Q. Did you ask him to finish you off?
A. Yes. But now I thought that until they returned, for
about half-an-hour, I would be able to rest a little. This
Bresler, I thought to myself, would allow me half-an-hour or
for whatever time I had. In the room there stood a square
stove, made of porcelain. When they went out, he said to me:
“Oben, herauf! Oben, herunter!” (Get up! Get down! Get up!
Get down!) And so on. I had to climb up on the stove and get
down until I lost all my strength. Until I fell down at his
feet and begged him:”Ich bitte Ihnen, schiessen Sie mich!”
(I beg of you to shoot me). He answered me: “Du Hund, es ist
eine Schade eine Patrone. Du wirst so krepieren muessen”
(You dog, it would be a pity to waste a bullet on you – you
will have to die this way), and he kicked me in the mouth
with his foot and I spat out all my teeth.
At that time the important “men in charge” returned and
started with their new tortures.
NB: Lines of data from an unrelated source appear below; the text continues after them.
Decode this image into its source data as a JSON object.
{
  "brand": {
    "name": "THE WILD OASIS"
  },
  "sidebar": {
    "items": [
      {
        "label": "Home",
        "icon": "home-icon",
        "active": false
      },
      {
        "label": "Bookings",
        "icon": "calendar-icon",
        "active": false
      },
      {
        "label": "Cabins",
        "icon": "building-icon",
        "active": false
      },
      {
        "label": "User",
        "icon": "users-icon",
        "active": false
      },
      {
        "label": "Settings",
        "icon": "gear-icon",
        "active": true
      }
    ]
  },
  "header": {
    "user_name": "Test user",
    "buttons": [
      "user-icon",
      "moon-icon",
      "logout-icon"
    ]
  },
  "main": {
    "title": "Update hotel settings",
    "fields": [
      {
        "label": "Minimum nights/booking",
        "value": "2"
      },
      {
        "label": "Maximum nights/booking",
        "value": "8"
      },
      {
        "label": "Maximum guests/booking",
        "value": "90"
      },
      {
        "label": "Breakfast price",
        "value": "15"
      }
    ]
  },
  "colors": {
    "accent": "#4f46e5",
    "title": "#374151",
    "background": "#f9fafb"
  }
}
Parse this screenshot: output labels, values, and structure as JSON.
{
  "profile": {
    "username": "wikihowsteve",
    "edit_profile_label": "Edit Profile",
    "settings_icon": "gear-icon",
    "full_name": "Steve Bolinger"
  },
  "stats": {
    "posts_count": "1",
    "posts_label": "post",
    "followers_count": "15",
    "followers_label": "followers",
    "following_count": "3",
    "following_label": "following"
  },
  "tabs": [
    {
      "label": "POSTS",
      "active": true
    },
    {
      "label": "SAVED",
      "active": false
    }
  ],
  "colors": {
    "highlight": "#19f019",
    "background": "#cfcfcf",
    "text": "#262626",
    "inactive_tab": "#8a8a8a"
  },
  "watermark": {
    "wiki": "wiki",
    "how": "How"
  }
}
Then one of them standing
near a table, opened a small box, the size of a packet of
tea, but made of bakelite, about the size of a telephone and
extracted wires from it. The interrogation officer asked me:
“Do you know what this is?” I replied: “An electrical
apparatus,” and he said:”Wenn Du wirst nicht die Wahrheit
sprechen, wirst Du bald im Apparat sprechen” (If you do not
speak the truth, you will speak the truth with the aid of
They put the two ends which had clamps on them on my hand.
They began to turn a handle, something like the receiver of
a telephone, and I began to feel the current in my hands.
Each time it became stronger, and my hands began to move
automatically and very rapidly over my whole body, and I
began simply going from wall to wall, and they began giving
me murderous blows on my head. I don’t know why, with this
going on, I didn’t fall down. They held me in this way by
force about an hour- and-a-half, or two hours, and shouted
“Gib ihm!” Give it to him!).
And then he said to me “Der Hund hat uns den ganzen Strom
aufgefressen!” (The dog has swallowed up our entire
current!). Thus they went on knocking me around and beating
me savagely until 7:30 in the evening. And then suddenly the
interrogating officer looked at his watch and said: “Oh, um
Gottes willen, ich muss noch heute die Sara hoeren” (Oh God
(suddenly he remembered God) – I still have to question Sara
today). Sara was a girl who had also worked for Kessler in
the household and the vegetable garden. She was also under
arrest. They went to call her. Meanwhile they told me to
tidy myself. And when Sara came into the room, they said to
her: “Sag mal bitte, Sara Altaus, was ist Noach Zabludowicz
fuer Dir?” (Tell me, Sara Altaus, what is Noach Sabludowizc
to you?). She replied” “Mein Kamerad” (My comrade). They
said: “Was, So ein Schwein – ein Kamerad?” (What? Such a
swine is your comrade?). She didn’t understand what it was
all about, what was happening. And they continued: “Der Hund
hat kein Radio gehoert? Alles – Sara!” (This cur did not
listen to the radio? Was it all Sara?). Within myself I
thought that they had got the point here and that she would
reply:”Not me – it was him.” But the hand of God was upon
her and she said: “That is not true.” She worked only in the
vegetable garden, and if they called her on occasion into
the house, it was only to clean the utensils and she never
went near the room with the radio.
They took us back to the prison and we remained there for
six or seven weeks and they transferred us to a camp for
education (Erziehungslager) by means of labour. And I
received “Education” from these fine people, and then they
took us to Sonsk – this was 8-10 kilometres from the town –
and in this place there were only Poles, and we…